The Gap in Market Segmentation
What is the point of market segmentation? Really, what is the point? As my Uncle Jim used to say, "If you throw enough dirt on the wall some of it is going to stick, ain't it?" So why don't companies just throw a bunch of good products at the people and just see who buys what, if anything at all? That might have worked along time ago, but now, the answer in short, is competition. Today, there are to types of companies, those that are profitable
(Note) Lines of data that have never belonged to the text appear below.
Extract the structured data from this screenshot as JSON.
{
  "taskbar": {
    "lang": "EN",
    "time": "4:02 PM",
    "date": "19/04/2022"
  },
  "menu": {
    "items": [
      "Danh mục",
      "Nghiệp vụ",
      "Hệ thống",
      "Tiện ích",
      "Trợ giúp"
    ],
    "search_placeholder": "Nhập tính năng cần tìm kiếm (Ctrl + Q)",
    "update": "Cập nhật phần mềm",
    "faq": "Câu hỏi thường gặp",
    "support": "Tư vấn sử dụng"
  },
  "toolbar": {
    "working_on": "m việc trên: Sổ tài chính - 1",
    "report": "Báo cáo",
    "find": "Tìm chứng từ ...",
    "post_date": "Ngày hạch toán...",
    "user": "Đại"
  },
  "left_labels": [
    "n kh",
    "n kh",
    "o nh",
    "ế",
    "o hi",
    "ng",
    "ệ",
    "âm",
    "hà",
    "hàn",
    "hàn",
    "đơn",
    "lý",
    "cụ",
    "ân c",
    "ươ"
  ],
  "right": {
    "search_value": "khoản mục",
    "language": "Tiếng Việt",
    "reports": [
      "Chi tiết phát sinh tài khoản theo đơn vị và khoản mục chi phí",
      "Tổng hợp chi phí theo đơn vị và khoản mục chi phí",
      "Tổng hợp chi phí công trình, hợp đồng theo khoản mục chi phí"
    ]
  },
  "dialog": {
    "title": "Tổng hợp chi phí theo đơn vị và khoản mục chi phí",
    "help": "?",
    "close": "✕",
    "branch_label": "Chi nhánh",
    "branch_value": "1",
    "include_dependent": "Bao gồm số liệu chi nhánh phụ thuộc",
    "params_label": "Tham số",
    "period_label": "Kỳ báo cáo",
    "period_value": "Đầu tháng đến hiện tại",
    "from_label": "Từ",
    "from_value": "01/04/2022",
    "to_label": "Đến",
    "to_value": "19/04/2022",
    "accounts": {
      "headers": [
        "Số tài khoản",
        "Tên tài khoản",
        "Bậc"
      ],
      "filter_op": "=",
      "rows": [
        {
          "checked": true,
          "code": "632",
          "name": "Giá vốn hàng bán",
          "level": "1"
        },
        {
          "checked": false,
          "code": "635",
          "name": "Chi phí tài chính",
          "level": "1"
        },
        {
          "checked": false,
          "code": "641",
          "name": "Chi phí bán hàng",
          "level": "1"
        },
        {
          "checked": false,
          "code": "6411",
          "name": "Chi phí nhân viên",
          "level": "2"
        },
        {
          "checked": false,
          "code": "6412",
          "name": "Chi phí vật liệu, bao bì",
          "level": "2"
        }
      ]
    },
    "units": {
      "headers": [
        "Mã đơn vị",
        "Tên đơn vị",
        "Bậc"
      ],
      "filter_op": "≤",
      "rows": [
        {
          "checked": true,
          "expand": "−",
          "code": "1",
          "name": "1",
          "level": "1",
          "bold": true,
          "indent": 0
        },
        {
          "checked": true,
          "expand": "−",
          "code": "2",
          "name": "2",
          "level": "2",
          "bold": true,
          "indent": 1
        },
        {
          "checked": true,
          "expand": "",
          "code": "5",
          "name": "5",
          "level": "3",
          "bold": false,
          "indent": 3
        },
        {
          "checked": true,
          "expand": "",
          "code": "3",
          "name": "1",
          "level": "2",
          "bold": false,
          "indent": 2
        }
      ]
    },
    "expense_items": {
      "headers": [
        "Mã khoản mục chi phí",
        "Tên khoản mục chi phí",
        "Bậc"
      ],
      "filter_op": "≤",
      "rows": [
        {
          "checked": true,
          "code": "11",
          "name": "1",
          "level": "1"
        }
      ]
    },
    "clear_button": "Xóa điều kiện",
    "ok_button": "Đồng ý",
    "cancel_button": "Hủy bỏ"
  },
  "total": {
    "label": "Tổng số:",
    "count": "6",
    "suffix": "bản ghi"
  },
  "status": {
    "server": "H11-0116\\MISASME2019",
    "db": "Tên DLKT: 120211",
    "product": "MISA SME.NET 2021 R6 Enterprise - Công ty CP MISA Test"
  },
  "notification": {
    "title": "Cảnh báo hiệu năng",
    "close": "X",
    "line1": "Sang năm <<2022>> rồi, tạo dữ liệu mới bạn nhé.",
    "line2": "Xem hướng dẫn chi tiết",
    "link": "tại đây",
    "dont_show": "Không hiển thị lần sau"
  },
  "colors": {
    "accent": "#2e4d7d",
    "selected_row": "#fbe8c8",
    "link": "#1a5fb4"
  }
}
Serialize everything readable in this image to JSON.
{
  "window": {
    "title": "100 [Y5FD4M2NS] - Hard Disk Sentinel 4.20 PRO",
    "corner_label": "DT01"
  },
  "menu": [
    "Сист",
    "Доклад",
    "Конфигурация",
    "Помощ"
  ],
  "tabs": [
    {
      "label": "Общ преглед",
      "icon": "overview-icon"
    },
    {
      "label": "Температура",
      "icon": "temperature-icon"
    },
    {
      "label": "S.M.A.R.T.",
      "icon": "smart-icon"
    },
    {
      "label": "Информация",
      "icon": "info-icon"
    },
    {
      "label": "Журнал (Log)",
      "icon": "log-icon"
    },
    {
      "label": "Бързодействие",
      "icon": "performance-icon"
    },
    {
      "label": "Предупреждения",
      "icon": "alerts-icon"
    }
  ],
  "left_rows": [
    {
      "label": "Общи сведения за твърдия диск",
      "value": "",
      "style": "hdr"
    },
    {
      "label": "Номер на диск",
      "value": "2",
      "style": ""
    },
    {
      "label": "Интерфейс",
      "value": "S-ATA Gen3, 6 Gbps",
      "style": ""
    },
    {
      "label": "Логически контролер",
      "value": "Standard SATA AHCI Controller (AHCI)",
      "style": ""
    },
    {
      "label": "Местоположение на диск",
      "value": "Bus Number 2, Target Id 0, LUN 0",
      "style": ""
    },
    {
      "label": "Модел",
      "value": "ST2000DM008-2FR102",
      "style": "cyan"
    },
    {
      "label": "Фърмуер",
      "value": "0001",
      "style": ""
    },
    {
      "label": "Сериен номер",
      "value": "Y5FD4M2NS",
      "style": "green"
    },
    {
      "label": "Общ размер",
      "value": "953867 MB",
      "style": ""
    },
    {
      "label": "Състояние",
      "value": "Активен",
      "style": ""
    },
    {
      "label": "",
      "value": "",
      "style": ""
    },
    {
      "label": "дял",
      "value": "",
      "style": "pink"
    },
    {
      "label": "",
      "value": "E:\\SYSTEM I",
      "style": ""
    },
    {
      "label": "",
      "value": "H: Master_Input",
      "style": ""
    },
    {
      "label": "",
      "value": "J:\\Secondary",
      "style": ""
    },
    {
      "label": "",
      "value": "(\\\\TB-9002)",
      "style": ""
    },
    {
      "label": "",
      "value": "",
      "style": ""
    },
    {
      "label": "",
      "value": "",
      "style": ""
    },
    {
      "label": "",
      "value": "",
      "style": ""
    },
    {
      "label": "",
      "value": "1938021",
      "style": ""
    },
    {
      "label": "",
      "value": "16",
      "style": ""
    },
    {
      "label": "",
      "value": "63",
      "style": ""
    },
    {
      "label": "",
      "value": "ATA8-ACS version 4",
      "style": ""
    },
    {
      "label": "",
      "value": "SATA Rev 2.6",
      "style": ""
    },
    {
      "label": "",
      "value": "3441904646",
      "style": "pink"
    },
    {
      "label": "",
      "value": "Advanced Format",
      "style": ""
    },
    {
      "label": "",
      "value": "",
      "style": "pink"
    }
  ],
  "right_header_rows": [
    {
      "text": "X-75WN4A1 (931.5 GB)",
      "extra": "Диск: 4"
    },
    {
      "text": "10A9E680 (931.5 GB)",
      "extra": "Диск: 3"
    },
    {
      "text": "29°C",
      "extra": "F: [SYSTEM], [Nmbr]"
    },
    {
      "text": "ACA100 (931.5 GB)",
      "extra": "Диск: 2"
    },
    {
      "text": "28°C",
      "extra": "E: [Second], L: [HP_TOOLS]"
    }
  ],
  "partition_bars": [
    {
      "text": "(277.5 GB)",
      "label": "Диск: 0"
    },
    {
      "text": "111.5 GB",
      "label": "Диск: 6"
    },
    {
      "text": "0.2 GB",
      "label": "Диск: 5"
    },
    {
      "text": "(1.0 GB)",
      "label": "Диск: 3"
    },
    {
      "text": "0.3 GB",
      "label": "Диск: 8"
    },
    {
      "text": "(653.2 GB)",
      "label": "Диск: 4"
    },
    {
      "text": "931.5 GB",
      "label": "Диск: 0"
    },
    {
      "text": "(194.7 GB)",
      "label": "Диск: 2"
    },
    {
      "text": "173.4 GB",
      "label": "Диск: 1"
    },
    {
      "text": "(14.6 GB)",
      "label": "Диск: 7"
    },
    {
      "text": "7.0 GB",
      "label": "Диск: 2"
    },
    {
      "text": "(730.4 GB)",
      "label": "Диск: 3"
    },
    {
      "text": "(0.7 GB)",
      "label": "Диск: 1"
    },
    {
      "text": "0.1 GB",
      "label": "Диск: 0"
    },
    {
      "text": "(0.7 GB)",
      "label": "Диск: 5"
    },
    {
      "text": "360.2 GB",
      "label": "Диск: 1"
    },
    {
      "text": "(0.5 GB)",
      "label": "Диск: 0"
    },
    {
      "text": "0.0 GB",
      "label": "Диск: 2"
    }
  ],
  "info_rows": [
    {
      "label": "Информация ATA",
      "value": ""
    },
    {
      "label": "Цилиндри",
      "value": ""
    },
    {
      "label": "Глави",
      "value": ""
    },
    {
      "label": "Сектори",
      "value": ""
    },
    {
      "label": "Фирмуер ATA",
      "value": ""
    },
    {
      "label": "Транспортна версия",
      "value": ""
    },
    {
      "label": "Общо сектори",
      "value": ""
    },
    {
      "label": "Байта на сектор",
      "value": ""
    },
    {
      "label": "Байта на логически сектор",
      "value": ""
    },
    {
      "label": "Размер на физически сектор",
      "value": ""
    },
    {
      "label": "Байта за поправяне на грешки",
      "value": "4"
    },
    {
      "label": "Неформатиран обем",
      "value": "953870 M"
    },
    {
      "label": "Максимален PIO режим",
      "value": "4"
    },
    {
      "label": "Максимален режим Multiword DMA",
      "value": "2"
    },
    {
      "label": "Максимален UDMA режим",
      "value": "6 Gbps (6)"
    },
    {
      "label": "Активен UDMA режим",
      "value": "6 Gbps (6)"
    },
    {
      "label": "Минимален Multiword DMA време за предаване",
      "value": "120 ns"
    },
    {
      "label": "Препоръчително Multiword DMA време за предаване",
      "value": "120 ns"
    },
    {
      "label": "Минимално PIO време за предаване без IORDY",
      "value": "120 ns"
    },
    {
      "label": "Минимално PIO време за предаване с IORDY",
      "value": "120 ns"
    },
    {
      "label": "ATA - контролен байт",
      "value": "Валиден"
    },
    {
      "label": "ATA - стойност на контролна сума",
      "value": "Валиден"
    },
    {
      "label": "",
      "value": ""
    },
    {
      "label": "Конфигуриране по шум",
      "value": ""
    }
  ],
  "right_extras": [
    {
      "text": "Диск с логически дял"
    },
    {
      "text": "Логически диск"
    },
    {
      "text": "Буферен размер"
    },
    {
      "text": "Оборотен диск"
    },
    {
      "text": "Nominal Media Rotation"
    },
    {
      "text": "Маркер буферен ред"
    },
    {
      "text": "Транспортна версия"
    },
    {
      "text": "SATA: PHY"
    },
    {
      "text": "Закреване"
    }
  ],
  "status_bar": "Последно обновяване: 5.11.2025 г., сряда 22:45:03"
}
and those that are profitable. My point is, companies don't have time to keep "throwin' dirt," they have to find that one piece of dirt that sticks and keep using it. Anderson and Vincze in Strategic Marketing Management, (pg 226) define market segmentation as "the process of dividing a large market into smaller groups or clusters of customers with similar characteristics." Basically, market segmentation is the filter that determines what dirt sticks, and what doesn't. In addition, if I understood one point that has been repeated over and over in class, it's that the key to success in business in the future is the relationship between the buyer and seller. Segmentation permits closer relationships between buyer and seller and the ability to identify new marketing opportunities as Gap Incorporated has done with me. The first time that I remember being able to go shopping for my own clothes, with my own money, was when I was hired for my second job at the age of 16 (working in my grandparents' florist). Boy was I proud of myself. So, where was a 16 year old to get some cool clothes at a cheap price? Old Navy, "Duhhhhhh!" Then later as I matured in the last couple of years of high school, the Gap was "the bomb!" As college started, I began my first real office job as a stock broker (A.G. Edward's, Inc.). The guys in the office were more mature, young and preppy. I soon found myself in Banana Republic, now those clothes were "tight!" It was at this same job studying...
Please join StudyMode to read the full document